Busy week on the homestead, a lot of things getting done. Thankfully we had a couple of days that were warmer (40sF) before snow and cold hit again.
We got the stalls cleaned out and the barn tidied up. It gets SO messy and dusty in the winter I feel like it is a losing battle, but I keep trying anyway.
We cleaned out all our freezers (two that are attached to refrigerators and 4 deep freezes) and inventoried so we know what we have and we can eat them out before it is time to fill them up again. I hate cleaning out freezers, especially in the winter, it is such a cold job. But man I love how nice they are once it is done.
Shearing in prep for lambing has started. Mtn Man sheared Autumn first.
She is our first-ever shearing of a dairy sheep. Her fleece is definitely different than our wool sheep, but not necessarily bad or unusable. Mtn Man is looking forward to getting it into the mill and seeing what we can do with it. If it is too rough or too short for yarn, then we can make roving and try braiding rugs with it.
Next he sheared Fiona. This will be our 7th fleece from Fiona. She is the hardest in the flock to shear for a few reasons. First, her fleece is a very dense fine-wool, so it gives the shearing blades a run for their money and they get stuck if he tries to go too fast. Plus, she is very heavy on lanolin. Also, she is very large, and usually overweight. And lastly, she is generally not very cooperative. This year, however, she was more cooperative than usual, which was nice.
I will share more info about these fleece in another post this week.
Getting their fleece off helped us view their body condition better. Autumn is a lighter than we would like, and Fiona is, per her usual, overweight. It can be very difficult to manage feeding with Fiona because she is a very fast eater (getting more than her share in a group), she is the dominant sheep, and she is an easy keeper.

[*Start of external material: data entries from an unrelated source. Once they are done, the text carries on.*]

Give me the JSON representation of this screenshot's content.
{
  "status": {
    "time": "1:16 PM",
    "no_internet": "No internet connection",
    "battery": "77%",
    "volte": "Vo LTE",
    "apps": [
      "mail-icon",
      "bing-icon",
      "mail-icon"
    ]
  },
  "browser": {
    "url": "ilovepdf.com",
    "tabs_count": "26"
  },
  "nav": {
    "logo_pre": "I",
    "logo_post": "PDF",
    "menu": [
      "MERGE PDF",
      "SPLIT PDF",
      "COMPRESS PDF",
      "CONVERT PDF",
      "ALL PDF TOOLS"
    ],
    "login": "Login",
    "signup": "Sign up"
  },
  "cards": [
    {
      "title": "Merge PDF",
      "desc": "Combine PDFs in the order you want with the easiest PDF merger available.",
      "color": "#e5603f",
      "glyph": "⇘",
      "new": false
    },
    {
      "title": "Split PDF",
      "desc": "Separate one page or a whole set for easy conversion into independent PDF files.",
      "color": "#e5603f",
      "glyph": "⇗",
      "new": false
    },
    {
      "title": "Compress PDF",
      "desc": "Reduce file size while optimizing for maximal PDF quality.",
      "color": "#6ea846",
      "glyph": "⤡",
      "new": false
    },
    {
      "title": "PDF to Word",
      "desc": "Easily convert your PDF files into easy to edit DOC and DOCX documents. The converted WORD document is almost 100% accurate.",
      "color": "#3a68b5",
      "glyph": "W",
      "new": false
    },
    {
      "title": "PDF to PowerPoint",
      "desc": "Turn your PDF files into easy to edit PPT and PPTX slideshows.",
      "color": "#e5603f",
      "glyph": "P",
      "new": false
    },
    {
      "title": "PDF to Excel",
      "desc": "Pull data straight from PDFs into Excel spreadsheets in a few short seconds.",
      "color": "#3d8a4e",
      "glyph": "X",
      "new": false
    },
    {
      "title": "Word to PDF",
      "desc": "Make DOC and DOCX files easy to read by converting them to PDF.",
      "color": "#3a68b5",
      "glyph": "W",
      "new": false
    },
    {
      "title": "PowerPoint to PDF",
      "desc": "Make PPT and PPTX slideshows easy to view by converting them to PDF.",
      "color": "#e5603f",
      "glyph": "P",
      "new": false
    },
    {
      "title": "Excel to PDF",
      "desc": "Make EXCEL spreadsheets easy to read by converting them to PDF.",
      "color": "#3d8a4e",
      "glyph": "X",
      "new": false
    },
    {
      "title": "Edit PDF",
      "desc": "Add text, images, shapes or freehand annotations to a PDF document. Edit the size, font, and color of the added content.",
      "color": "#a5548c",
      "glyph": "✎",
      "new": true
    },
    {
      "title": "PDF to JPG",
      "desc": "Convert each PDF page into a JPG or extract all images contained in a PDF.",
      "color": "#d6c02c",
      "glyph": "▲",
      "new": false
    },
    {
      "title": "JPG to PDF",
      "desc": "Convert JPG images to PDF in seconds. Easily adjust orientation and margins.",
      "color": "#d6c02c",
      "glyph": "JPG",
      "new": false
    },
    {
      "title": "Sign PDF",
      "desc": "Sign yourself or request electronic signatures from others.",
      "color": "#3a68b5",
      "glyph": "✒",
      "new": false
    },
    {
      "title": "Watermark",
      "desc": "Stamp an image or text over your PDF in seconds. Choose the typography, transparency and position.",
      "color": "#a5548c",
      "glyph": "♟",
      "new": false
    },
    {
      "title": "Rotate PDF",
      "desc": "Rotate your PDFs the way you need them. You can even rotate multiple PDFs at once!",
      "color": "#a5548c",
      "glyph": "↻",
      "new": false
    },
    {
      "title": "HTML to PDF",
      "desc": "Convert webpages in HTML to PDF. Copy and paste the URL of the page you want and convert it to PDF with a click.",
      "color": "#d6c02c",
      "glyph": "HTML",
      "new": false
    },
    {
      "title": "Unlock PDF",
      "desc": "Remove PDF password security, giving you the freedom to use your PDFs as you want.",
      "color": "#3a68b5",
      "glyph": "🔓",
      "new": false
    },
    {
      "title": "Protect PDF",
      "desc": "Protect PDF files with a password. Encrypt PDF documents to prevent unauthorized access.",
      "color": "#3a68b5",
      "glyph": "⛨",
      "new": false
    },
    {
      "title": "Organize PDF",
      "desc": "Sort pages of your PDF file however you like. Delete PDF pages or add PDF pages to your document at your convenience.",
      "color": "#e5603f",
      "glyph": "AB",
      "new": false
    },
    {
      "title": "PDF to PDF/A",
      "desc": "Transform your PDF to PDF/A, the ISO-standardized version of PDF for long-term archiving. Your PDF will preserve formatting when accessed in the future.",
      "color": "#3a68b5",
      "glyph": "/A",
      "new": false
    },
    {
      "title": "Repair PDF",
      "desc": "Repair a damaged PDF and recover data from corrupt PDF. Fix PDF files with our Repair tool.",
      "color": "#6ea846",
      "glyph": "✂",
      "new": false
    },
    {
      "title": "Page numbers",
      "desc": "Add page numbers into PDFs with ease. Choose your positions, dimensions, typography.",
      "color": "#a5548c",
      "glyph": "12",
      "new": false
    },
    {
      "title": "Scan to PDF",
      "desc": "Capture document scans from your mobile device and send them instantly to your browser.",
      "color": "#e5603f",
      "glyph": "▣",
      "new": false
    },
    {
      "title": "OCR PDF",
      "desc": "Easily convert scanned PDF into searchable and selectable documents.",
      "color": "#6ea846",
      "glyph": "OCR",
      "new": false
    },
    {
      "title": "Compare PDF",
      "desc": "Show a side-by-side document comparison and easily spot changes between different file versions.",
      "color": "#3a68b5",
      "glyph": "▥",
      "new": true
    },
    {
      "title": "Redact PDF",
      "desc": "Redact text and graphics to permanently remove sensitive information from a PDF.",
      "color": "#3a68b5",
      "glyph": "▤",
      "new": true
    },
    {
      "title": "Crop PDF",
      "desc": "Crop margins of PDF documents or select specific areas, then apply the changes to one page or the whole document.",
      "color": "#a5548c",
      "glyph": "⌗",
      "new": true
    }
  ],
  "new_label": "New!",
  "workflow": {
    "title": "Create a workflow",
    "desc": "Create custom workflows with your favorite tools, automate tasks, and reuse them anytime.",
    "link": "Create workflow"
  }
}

All this leads to her being overweight. Thankfully, she is not significantly obese, just somewhat overweight. We transitioned Autumn over to 1/2 alfalfa 1/2 grass hay now and are starting to add in some grain to improve her condition and prepare her for lambing.
Also to prepare for lambing we cleaned out, inventoried, and re-stocked our lambing and vet kits. I will share a more detailed post about this later this week.
This is looking to be a very big year on our homestead as far as production. Hopefully our biggest yet by-far. We are building a second vegetable garden, which will eventually double our veggie garden production. This year it is going to be 2/3 finished, maybe more, and thus will give us quite a bit more veggies. Additionally, we are lined up to have more babies born on the farm than ever before, as well as have 5 milking animals (2 is the most we ever had at one time before this year). So we will be making more dairy products than ever as well. Big year! A lot of planning and prep is needed to help this all go smoothly and provide as hoped. We have been ordering supplies to prepare.
First, I got our seed order in, and it has now arrived. I still need to get some more garden supplies ordered for the new garden – mainly hoops and fabric for our season extending hoop tents.
Little Miss’ herbs have started to sprout under the lights, just teeny seedlings, but lots of hope.
Then I ordered some dairy-making supplies in prep for all the milk we are planning to have this spring. A couple more cheese molds, cultures, and a silicone butter mold. We have two milk pails, and a big dump pail, plus teat dip cups. So all I needed for the barn milking was a new strip cup and I ordered that. Looking forward to that all arriving.
Mtn Man also got our second stanchion built so we can milk two at a time.
Lastly, I got some more weaning nose rings for the lambs and kids. We find these to be much better than separating off the babies when it is time to fully wean. Especially since we are limited on living space and places to separate off animals.
Last fall we didn’t quite finish up putting up firewood for the winter and we are now running very low, so we needed to put in some time this last weekend chainsawing the logs to length and then splitting them and getting them stacked.
New Homestead Books
My sweet children got me a few new books to add to my homestead library. I am looking forward to using them!
I generally make a quart of kefir at a time, but lately we haven’t been using it fast enough so I wanted to switch it to a pint jar. My friend taught me that I can take half of my grains out and dry them on a plate and then freeze them in a bag to preserve them. So I was able to shrink down the kefit to the pint jar and I also now have a back-up set of grains in case I need it in the future.